Product Review

Product Review: The original Carboy Cleaner

I’m reviewing ‘the Original Carboy Cleaner’ and ‘the Original Keg Cleaner’ as I own both. They have made cleaning up after my brew days easier. Please note no one has paid me to say this or given me the product for review*. I did not however purchase them, as I received them from a family member as a gift.
The product is as easy to use as indicated in the tacky video on
their website. Three steps, add water & cleaner, insert the cleaner, spin! All the fermentation gunk quickly disappears. I generally use a hot water and give it a good swirl, then attack it with the cleaner. My only challenge is cleaning around the neck area of the carboy, it requires a little finesse to get clean, but it’s something you figure out.IMG_1682
Using the keg cleaner is similar, disassemble the keg, swirl hot water, and clean. One challenge with using it, is keeping it centered as you approach the top. It’s a minor complaint, it gets where I can’t reach and can’t see, and does a good job quick. I wouldn’t want to clean either without it. However I wouldn’t recommend it for better bottles, as those require much gentler handling. As far as value, the product would be really simple to DIY project. A steel shaft, drilled at one end, with a nut through it, holding two felted pads on with plastic washers. It’s very simple, but its effective. For the cost, 32.50, it’s reasonably priced for those who can’t build their own, but if I need new one, I’ll build it myself.

*I’m open to offers of brewing gear, ingredients, or software for home brewing. Please note, I’ll be giving my honest evaluation, and

Fresh hop delima

I got the call that my hops were in September 5th. It’s now the 15th and I haven’t used them. They are still languishing in my fridge. This is a post about my dilemma with fresh hops. When I ordered them I was extremely excited to have ordered them. Now that they are over 10 days old in my possession, I’m a little less ecstatic.
In hindsight I don’t think I’d do this again, not this way it’s just not worth it. This isn’t a slam on the grower, the home-brew shop A&G homebrew, or wet hops in general, just that my particular scenario doesn’t seem to make any logical sense to use them. I need to invest in more shelf stable ready to use ingredients not extremely perishable ones.
I had to place my order them well in advance, July for a mid september arrival. I have a hard time predicting if I’ll have time to mow the lawn, let alone brew on short notice. One must understand agricultural product not grown locally subject to the whims of nature, and long distance shipping. I also ordered them from a shop far from home, requiring an hour and a half drive to get them, further complicating the logistics of brewing with them. Due to their freight, perishable nature, and the cost of retrieving them, they are expensive. $19 for 1LB of fresh Amarillo hops. When all said and done, they’ll have the alpha acid of 1/4-1/8th that, making it more than $6 an oz. Finally I don’t have any info on AA. Making it impossible to know what I’ll get from them. When I do get them into some wort, it’s likely going to be a mystery what I’ll get, and next to impossible to reproduce.
With all that said, I still need to get this hops into some wort. My next batch will be based on my first batch, a hoppy Amarillo American wheat, I originally called 2 AM Maiden.
The plan is to make it using the fresh hops as a flavor/ aroma addition at 5m. I am trying to reduce some of the bitterness, and add more hop flavor, the hop schedule I used for the original batch, had additions at 60, 45, 30, 15, and dry. The new hop schedule, which Beersmith calculates at 30 IBU, has 60m, 5m and dry hop additions. It’s an extremely basic extract recipe. Just what I’ve got time to make on such short notice. More later, but I’m off to start my starter.

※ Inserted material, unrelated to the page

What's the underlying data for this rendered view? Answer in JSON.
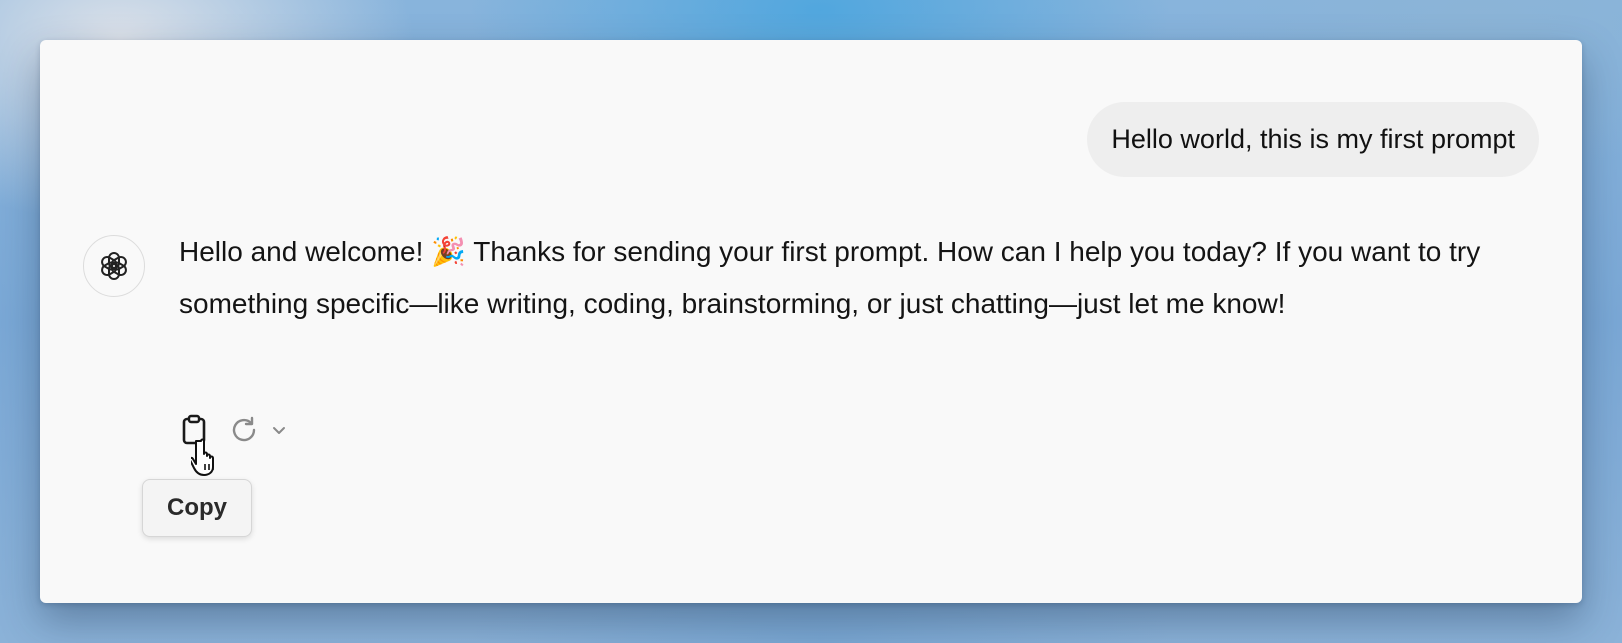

Product Review: Carboy Carrier

I’ll be up front when I receive a product for review, this isn’t one of those times. I bought this product with my own money, because I’d heard good things about it, and because carrying a large glass bottle full of liquid is a dangerous proposition. I’ve heard one too many stories of accidents where a single slip can result in a loss of a batch of beer, and a trip to the ER.
The Brew Hauler is well worth the $10-15 price tag. The primary reason I bought it, is that I brew out on my back patio, and have to carry the full carboy down to the basement where I keep the swamp warmer. It has made that trip a lot easier. It can also make hoisting a carboy into a chest freezer much easier.
I’m hoping to get a few more for my other carboys. It’s a little tricky to attach to the carboy, but once on, it stays put nicely.You can find them here* Brew Hauler Carboy Carrier on amazon.

*I link to amazon using my Associate ID, but encourage you to buy these things from your local home brewshop.